Somerset Levels & Moors
The Somerset Levels and Moors are one of the most important inland wetland landscapes in Britain, if not the world.
The Levels stretch along the coast and are a clay belt about 6 metres above sea level whereas the Moors are inland flood plains only about 3 metres above sea level.
This quiet and distinctive landscape is valued as a place to relax and unwind. It is home to a diverse range of wildlife including wading birds, curlews, bitterns, otters, dragonflies and an abundance of wildflowers. In winter over 80,000 water birds gather across the area and often flocks of thousands of starlings can be seen swirling in the skies at dusk before coming to roost in the reed beds.
After the last glaciation period ended 10,000 years ago, sea levels rose rapidly. The Somerset Levels and Moors were under water until ca. 4500 BC when peat deposits began to form in salt marsh, fen and raised bog environments. Significant archaeological finds have been made locally, due to the excellent preservation properties of the peaty soils. Most famed amongst these are the Iron Age Lake Village, discovered near Glastonbury, and an ancient wooden causeway thought to be around 4000 years old.

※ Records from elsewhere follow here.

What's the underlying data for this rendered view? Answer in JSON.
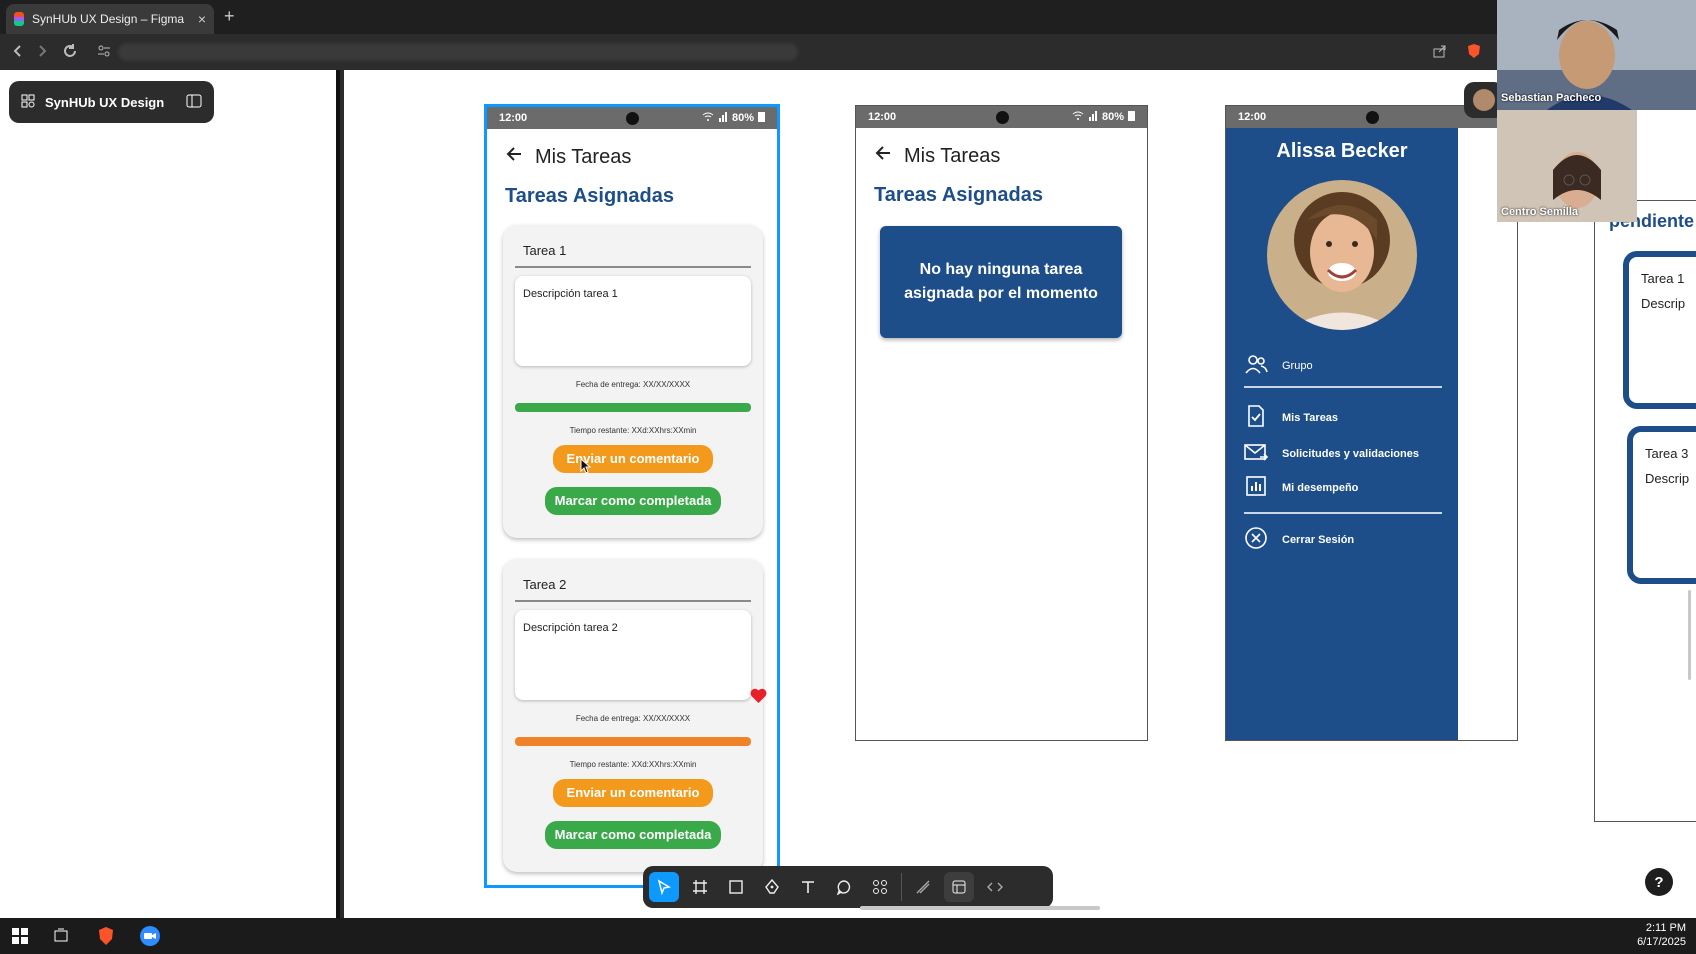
{
  "browser": {
    "tab_title": "SynHUb UX Design – Figma",
    "close_glyph": "×",
    "new_tab_glyph": "+"
  },
  "figma": {
    "file_name": "SynHUb UX Design",
    "toolbar_tools": [
      "move-tool",
      "frame-tool",
      "rectangle-tool",
      "pen-tool",
      "text-tool",
      "comment-tool",
      "actions-tool",
      "draw-mode",
      "design-mode",
      "dev-mode"
    ]
  },
  "screen1": {
    "time": "12:00",
    "battery": "80%",
    "title": "Mis Tareas",
    "subtitle": "Tareas Asignadas",
    "tasks": [
      {
        "title": "Tarea 1",
        "description": "Descripción tarea 1",
        "due": "Fecha de entrega: XX/XX/XXXX",
        "remaining": "Tiempo restante: XXd:XXhrs:XXmin",
        "bar_color": "#3aa94a",
        "comment_button": "Enviar un comentario",
        "complete_button": "Marcar como completada"
      },
      {
        "title": "Tarea 2",
        "description": "Descripción tarea 2",
        "due": "Fecha de entrega: XX/XX/XXXX",
        "remaining": "Tiempo restante: XXd:XXhrs:XXmin",
        "bar_color": "#f0822a",
        "comment_button": "Enviar un comentario",
        "complete_button": "Marcar como completada"
      }
    ]
  },
  "screen2": {
    "time": "12:00",
    "battery": "80%",
    "title": "Mis Tareas",
    "subtitle": "Tareas Asignadas",
    "empty_message": "No hay ninguna tarea asignada por el momento"
  },
  "screen3": {
    "time": "12:00",
    "user_name": "Alissa Becker",
    "menu": {
      "group": "Grupo",
      "tasks": "Mis Tareas",
      "requests": "Solicitudes y validaciones",
      "performance": "Mi desempeño",
      "logout": "Cerrar Sesión"
    }
  },
  "screen4_partial": {
    "heading_fragment": "pendiente",
    "task_a": "Tarea 1",
    "task_a_desc": "Descrip",
    "task_b": "Tarea 3",
    "task_b_desc": "Descrip"
  },
  "call": {
    "participant1": "Sebastian Pacheco",
    "participant2": "Centro Semilla"
  },
  "help_glyph": "?",
  "taskbar": {
    "time": "2:11 PM",
    "date": "6/17/2025"
  },
  "colors": {
    "primary_blue": "#1d4e89",
    "orange": "#f39a1d",
    "green": "#3aa94a",
    "figma_selection": "#0d99ff"
  }
}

In a few places, isolated outcrops of higher land rise abruptly from the flat land and were once islands in the flooded plains.The most dramatic of these are: Glastonbury Tor, Brent Knoll and Burrow Mump. Villages with "zoy" in their name were also once islands such as Chedzoy, Middlezoy and Westonzoyland. Near the latter, the last battle on English soil, the Battle of Sedgemoor, was fought in 1685 and the outcome was even influenced by the particular terrain.
The area is full of heritage and local traditions including willow growing and eel/elver fishing. The Willows & Wetlands Centre at Stoke St Gregory explains about the cultivation of 'withies' and the traditional industry of weaving and hurdle making.
The Avalon Marshes is a stunning wetland created from areas that have been dug for peat in the past. It is now home to otters, water voles and a host of other wildlife, as well as a tranquil and beautiful place for people to enjoy.
The River Parrett Trail leads through the heart of the Levels and Moors. This 50 mile trail follows the river from its source in Dorset to the mouth at Bridgwater Bay.
For more information on the area, please contact our Visitor Information Centre in Taunton
Tags: Somerset Levels & Moors
Number of items:
No results found.